The Herefordshire Halls site during excavation. Image credit Manchester University
ScienceDaily reports yesterday that –
The remains of two large 6000-year-old halls, each buried within a prehistoric burial mound, have been discovered by archaeologists from The University of Manchester and Herefordshire Council — in a UK first.
The sensational finds on Dorstone Hill, near Peterchurch in Herefordshire, were thought to be constructed between 4000 and 3600 BC. Some of the burnt wood discovered at the site shows the character of the building’s structure above ground level- in another UK first. The buildings, probably used by entire communities, are of unknown size, but may have been of similar length to the Neolithic long barrows beneath which they were found — 70metres and 30m long. They were, say the team, deliberately burnt down after they were constructed and their remains incorporated into the two burial mounds.

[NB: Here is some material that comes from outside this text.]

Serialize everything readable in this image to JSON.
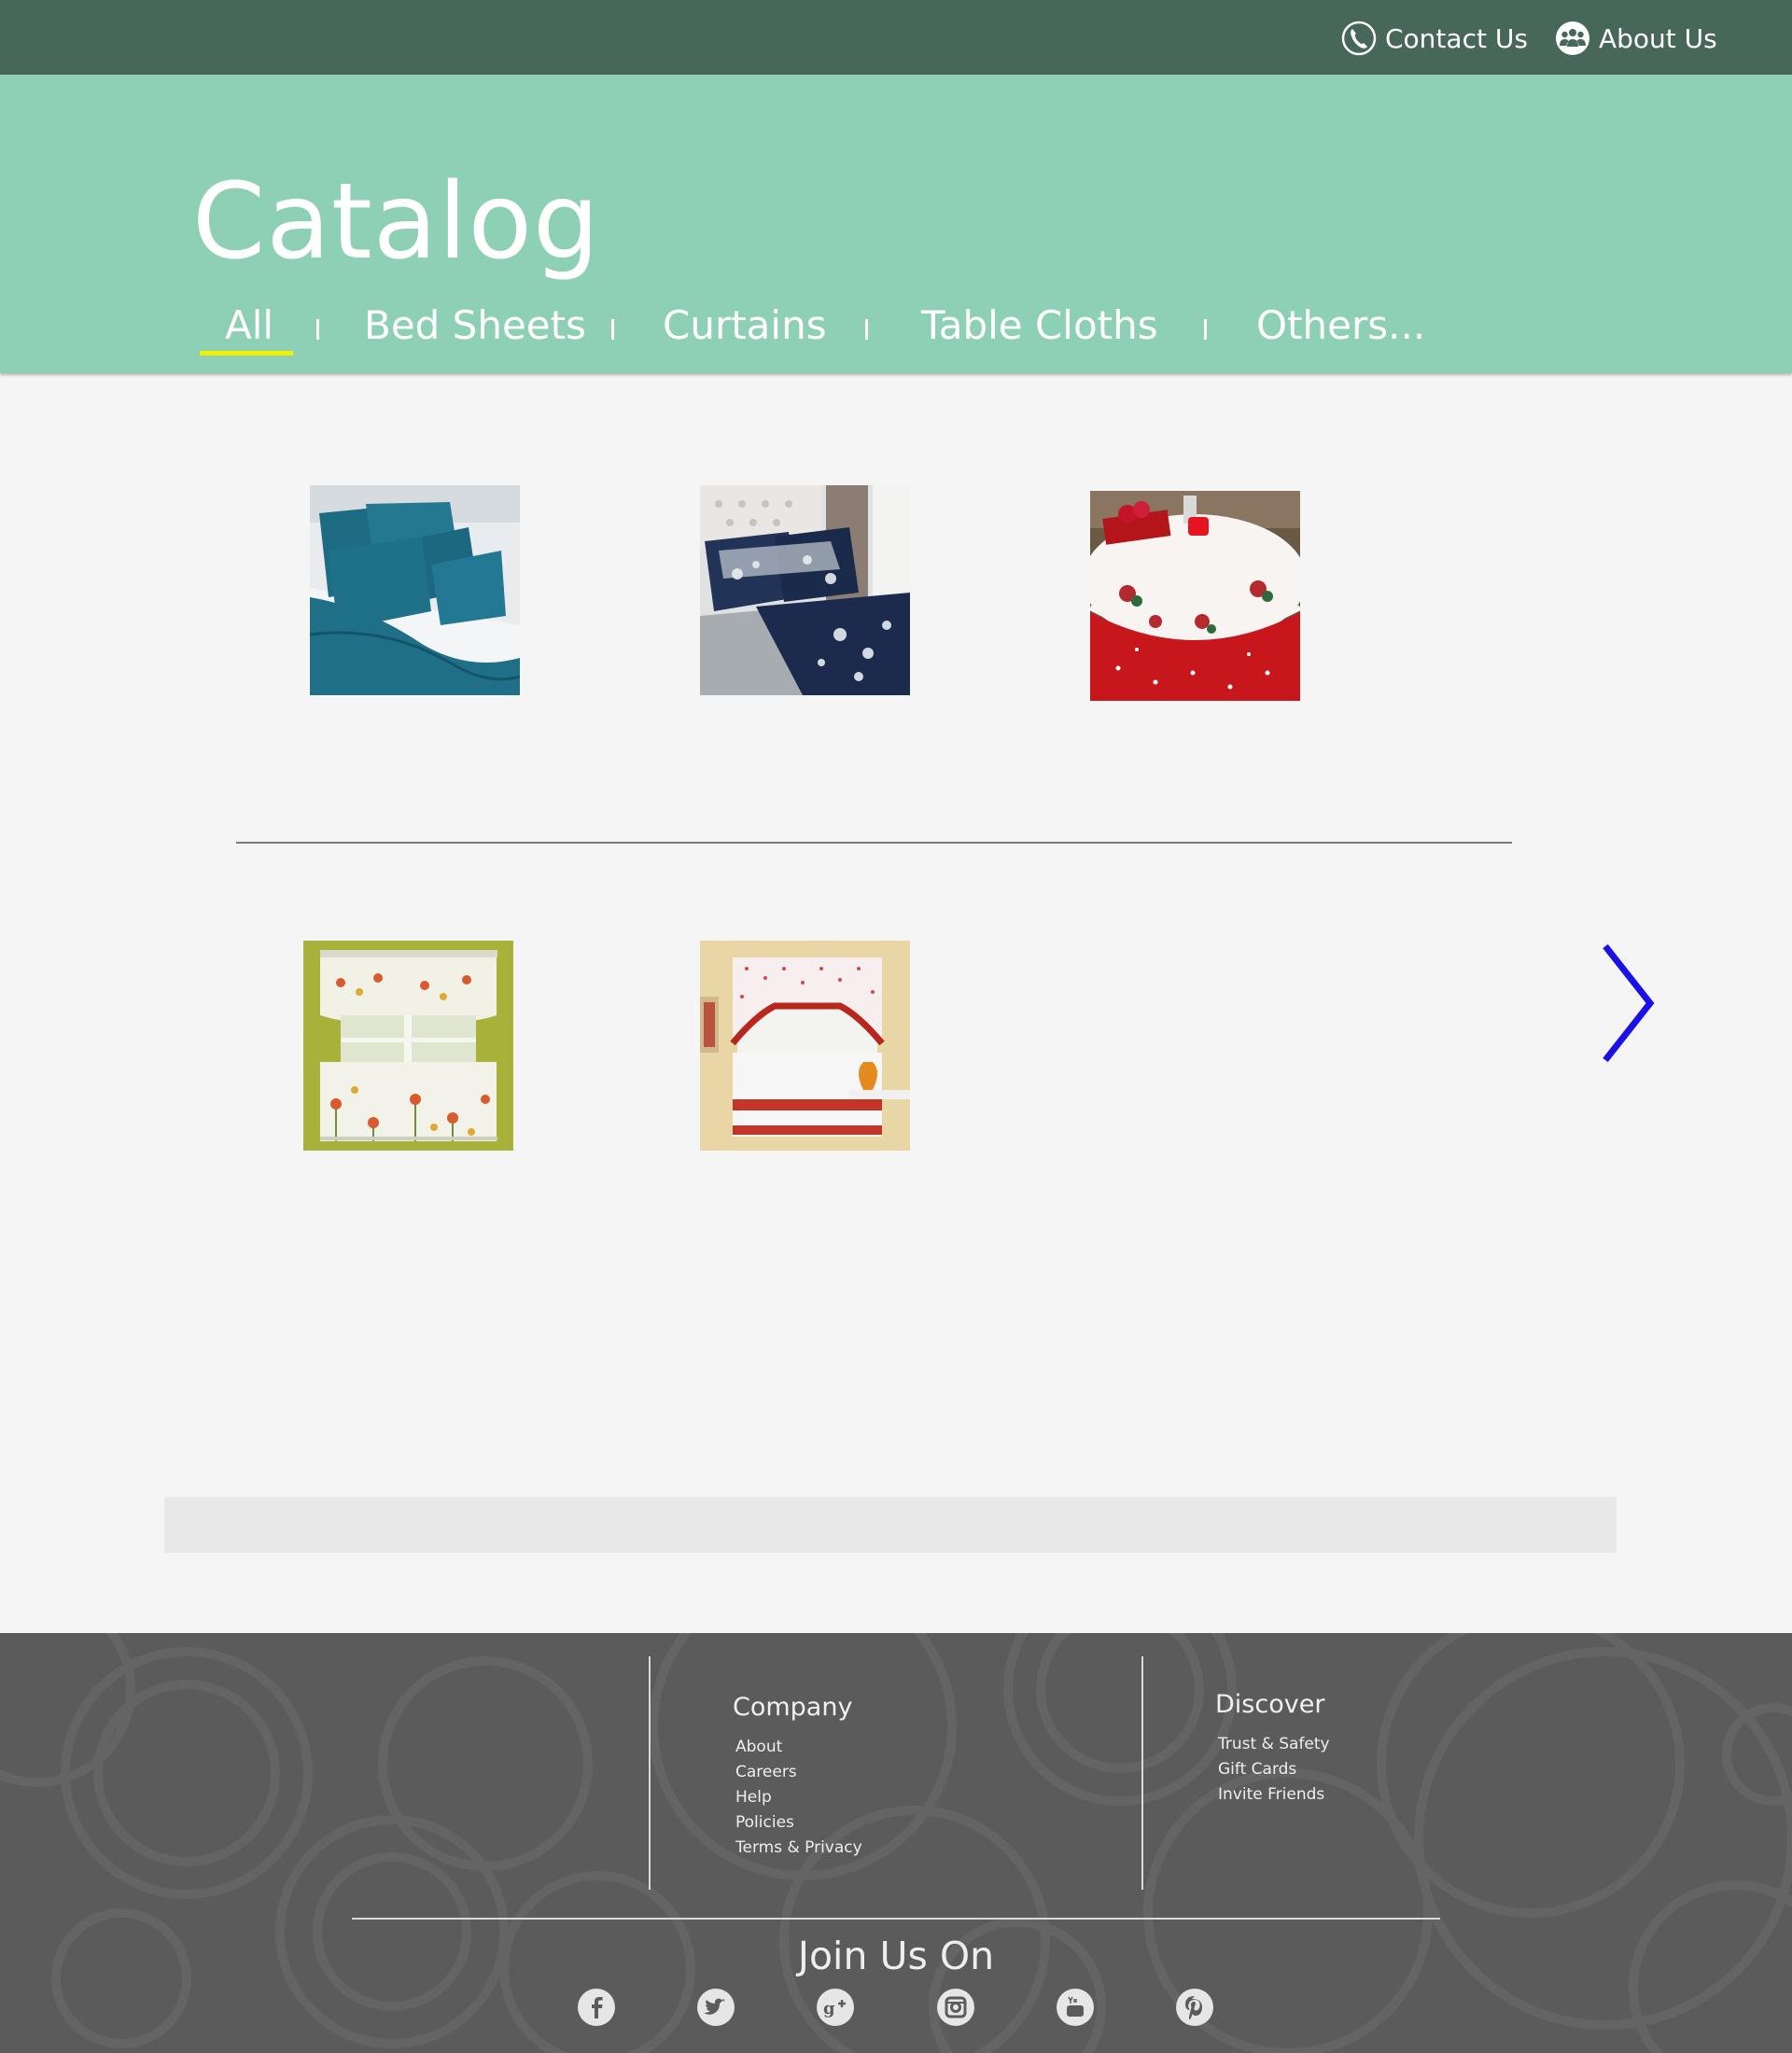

The buildings were likely to have been long structures with aisles, framed by upright posts, and with internal partitions. Professor of archaeology from The University of Manchester Julian Thomas and Dr Keith Ray Herefordshire Council’s County Archaeologist, co-directed the excavation Professor Thomas said: “This find is of huge significance to our understanding of prehistoric life- so we’re absolutely delighted. “It makes a link between the house and a tomb more forcefully than any other investigation that has been ever carried out.”

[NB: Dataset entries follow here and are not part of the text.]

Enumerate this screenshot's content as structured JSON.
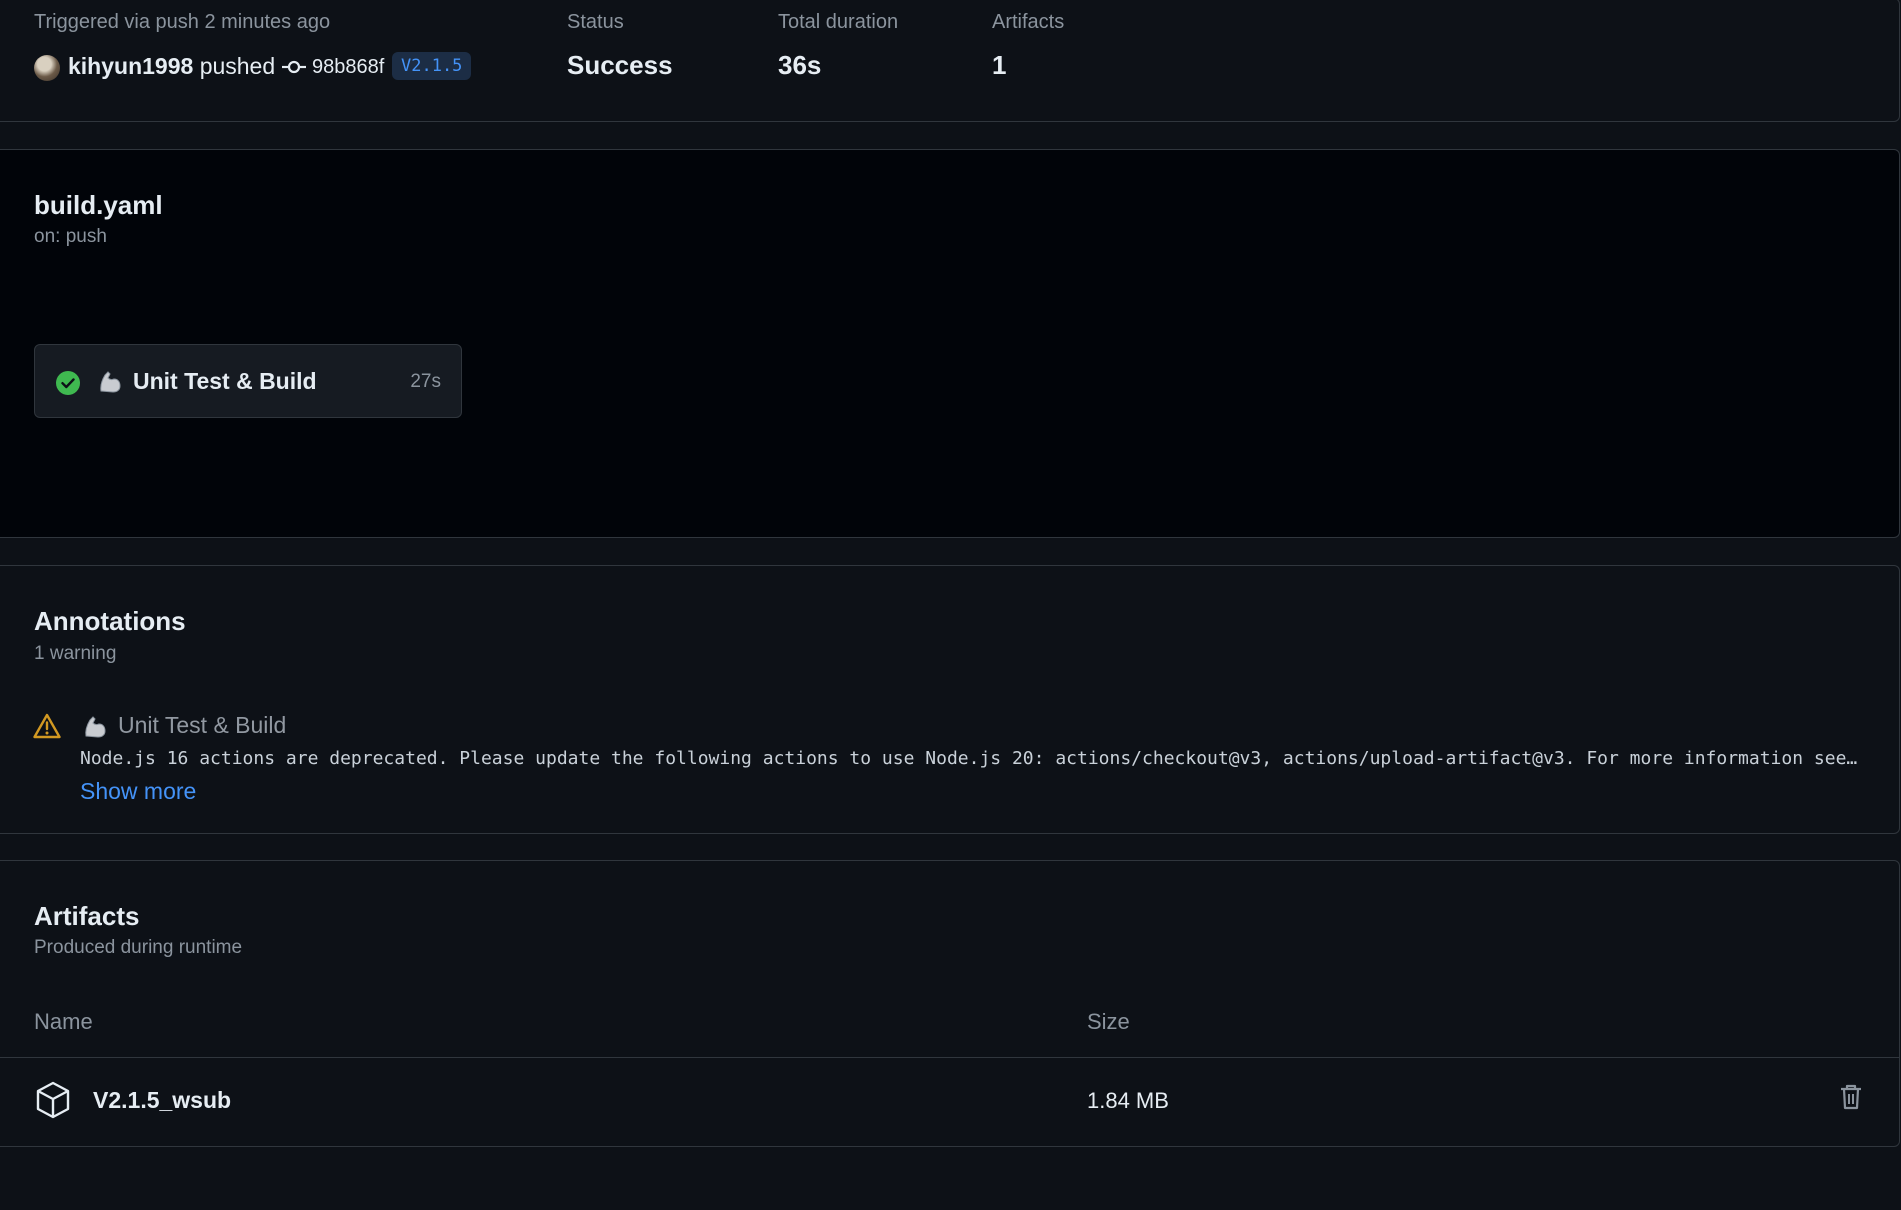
{
  "summary": {
    "trigger_text": "Triggered via push 2 minutes ago",
    "actor": "kihyun1998",
    "action": "pushed",
    "commit_sha": "98b868f",
    "tag": "V2.1.5",
    "status_label": "Status",
    "status_value": "Success",
    "duration_label": "Total duration",
    "duration_value": "36s",
    "artifacts_label": "Artifacts",
    "artifacts_value": "1"
  },
  "workflow": {
    "file": "build.yaml",
    "trigger": "on: push",
    "job": {
      "name": "Unit Test & Build",
      "duration": "27s",
      "status": "success"
    }
  },
  "annotations": {
    "title": "Annotations",
    "count_text": "1 warning",
    "items": [
      {
        "level": "warning",
        "job": "Unit Test & Build",
        "message": "Node.js 16 actions are deprecated. Please update the following actions to use Node.js 20: actions/checkout@v3, actions/upload-artifact@v3. For more information see…",
        "show_more": "Show more"
      }
    ]
  },
  "artifacts": {
    "title": "Artifacts",
    "subtitle": "Produced during runtime",
    "col_name": "Name",
    "col_size": "Size",
    "rows": [
      {
        "name": "V2.1.5_wsub",
        "size": "1.84 MB"
      }
    ]
  },
  "colors": {
    "success": "#3fb950",
    "warning": "#d29922",
    "link": "#4493f8",
    "background": "#0d1117"
  }
}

Full article here. See also the BBC News feature and video here.